I’m tempted to read Ashley Stokes’s op-ed in the Providence Journal as a very clever satire of the way in which people would expect somebody who studied “urban sociology” in college to respond to David Carlin’s controversial essay on the subject of “white privilege.”
Stokes rattles off “a quick reference list” of examples of what “white privilege” means in America, today. Some of the points that she makes — those that are on specific issues — contain fair points and should be part of our national conversation about race, but other points are simply outbursts that would dissipate like smoke at the slightest breeze of objection. Here’s one:
White privilege is having an interaction with law enforcement and being able to walk away with your life.
Even accepting Stokes’s premises, this sentiment is so exaggerated as to be rhetorically useless. Obviously, almost all non-white people who interact with police live to tell the tale. The incidents of people dying at the hands of police are major news splashes because they are rare compared with the number of interactions. But a more subtle statement wouldn’t serve Stokes’s indignation.
Or consider this one:
White privilege is reminding people to remember Pearl Harbor, the Alamo, the Boston Tea Party and both world wars, but then asking why black people can’t seem to put slavery behind them.
Perhaps there are Americans who wish to erase the memory of slavery, although I can’t recall having ever heard from them, but far more common is the belief that we should remember slavery in exactly the same way as we remember wars: to learn from history, overcome its challenges, and not repeat it.
More profound, however, are the areas in which one would hope Stokes can see how she engages in just the sort of narrow racial thinking that she attributes to “white privilege”:
White privilege is no one assuming your success in education or your career is from athletic scholarships or affirmative action.
This entire discussion began with a front-page news story claiming that white people benefit by their skin color and remain almost generally ignorant of the ways in which that’s true. Beyond assuming that any success in a white person’s life must be the benefit of “athletic scholarships or affirmative action,” the shibboleth of “white privilege” assumes that any success at all in a white person’s life comes from the privilege.
On the grand scale, this sort or racial determinism is simply a way to divide Americans along imaginary — or at least superficial — lines for the personal and political gain of race hucksters and progressives. On the individual scale, though, I’d propose that “liberal privilege” is about being able to skip all evidence and logic and go straight to presuming to offer unquestionable “reference lists” for people who disagree. Most of all, it’s a way for liberals of all races — whether Ashley Stokes or Mark Santow — who were raised in privileged circumstances to look down their noses at those who weren’t.
Stokes acknowledges the adverse circumstances of Carlin’s own childhood, but she gets it wrong. It’s not “unfortunate” that “Americans of all backgrounds have similar stories of struggle.” Experience with struggle helps to make us stronger, and overcoming adversity fulfills the grand drama of our lives.
What’s unfortunate is that liberals like Stokes and Santow push a cultural narrative in order to belittle the accomplishments of others, like Carlin.
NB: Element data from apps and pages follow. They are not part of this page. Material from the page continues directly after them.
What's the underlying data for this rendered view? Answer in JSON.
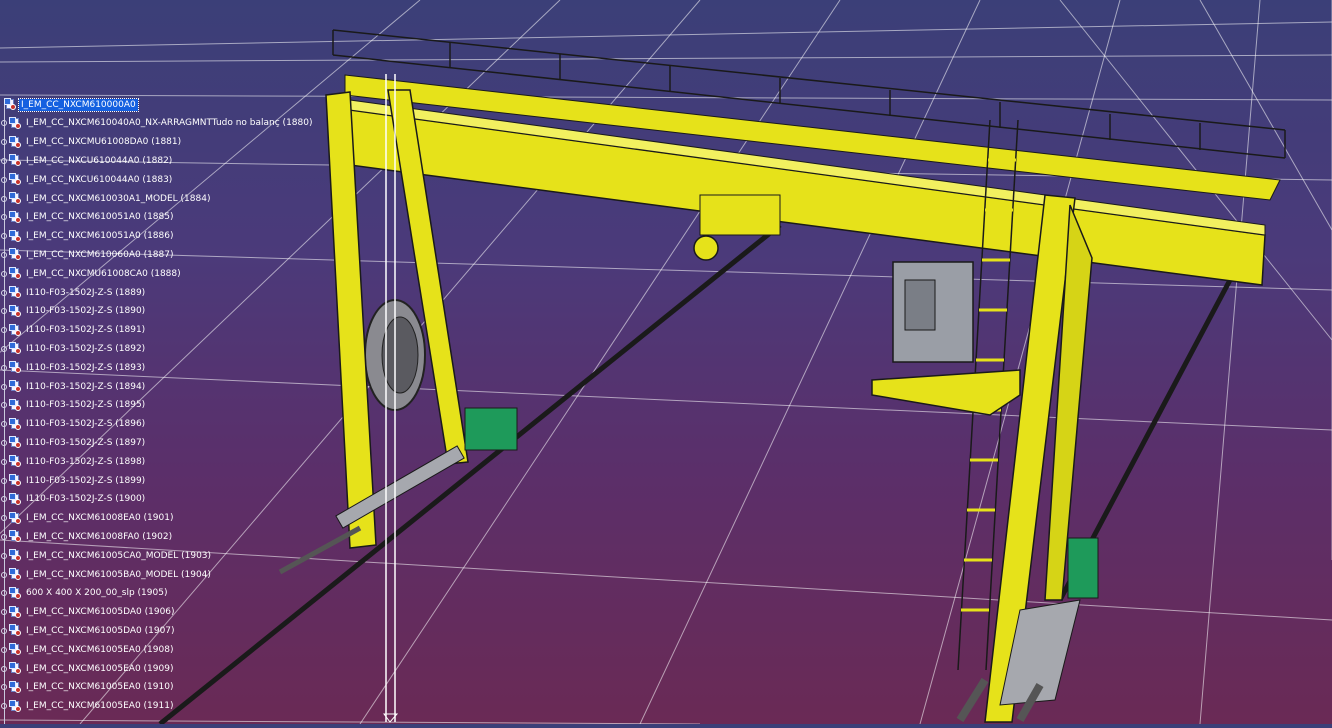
{
  "tree": {
    "root": "I_EM_CC_NXCM610000A0",
    "items": [
      "I_EM_CC_NXCM610040A0_NX-ARRAGMNTTudo no balanç (1880)",
      "I_EM_CC_NXCMU61008DA0 (1881)",
      "I_EM_CC_NXCU610044A0 (1882)",
      "I_EM_CC_NXCU610044A0 (1883)",
      "I_EM_CC_NXCM610030A1_MODEL (1884)",
      "I_EM_CC_NXCM610051A0 (1885)",
      "I_EM_CC_NXCM610051A0 (1886)",
      "I_EM_CC_NXCM610060A0 (1887)",
      "I_EM_CC_NXCMU61008CA0 (1888)",
      "I110-F03-1502J-Z-S (1889)",
      "I110-F03-1502J-Z-S (1890)",
      "I110-F03-1502J-Z-S (1891)",
      "I110-F03-1502J-Z-S (1892)",
      "I110-F03-1502J-Z-S (1893)",
      "I110-F03-1502J-Z-S (1894)",
      "I110-F03-1502J-Z-S (1895)",
      "I110-F03-1502J-Z-S (1896)",
      "I110-F03-1502J-Z-S (1897)",
      "I110-F03-1502J-Z-S (1898)",
      "I110-F03-1502J-Z-S (1899)",
      "I110-F03-1502J-Z-S (1900)",
      "I_EM_CC_NXCM61008EA0 (1901)",
      "I_EM_CC_NXCM61008FA0 (1902)",
      "I_EM_CC_NXCM61005CA0_MODEL (1903)",
      "I_EM_CC_NXCM61005BA0_MODEL (1904)",
      "600 X 400 X 200_00_slp (1905)",
      "I_EM_CC_NXCM61005DA0 (1906)",
      "I_EM_CC_NXCM61005DA0 (1907)",
      "I_EM_CC_NXCM61005EA0 (1908)",
      "I_EM_CC_NXCM61005EA0 (1909)",
      "I_EM_CC_NXCM61005EA0 (1910)",
      "I_EM_CC_NXCM61005EA0 (1911)"
    ]
  },
  "colors": {
    "crane_yellow": "#e6e21a",
    "motor_green": "#1e9a5a",
    "grid_line": "#ffffff",
    "selection": "#1460e0"
  },
  "icons": [
    "product-icon",
    "part-icon",
    "expander-icon"
  ]
}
Worse is that they then use the same narrative to discredit the others’ suggestions about how to overcome adversity while telling those who continue to face it that it can’t be overcome apart from a divisive ideology and without the election of a particular political party promising handouts, quotas, and moral absolution.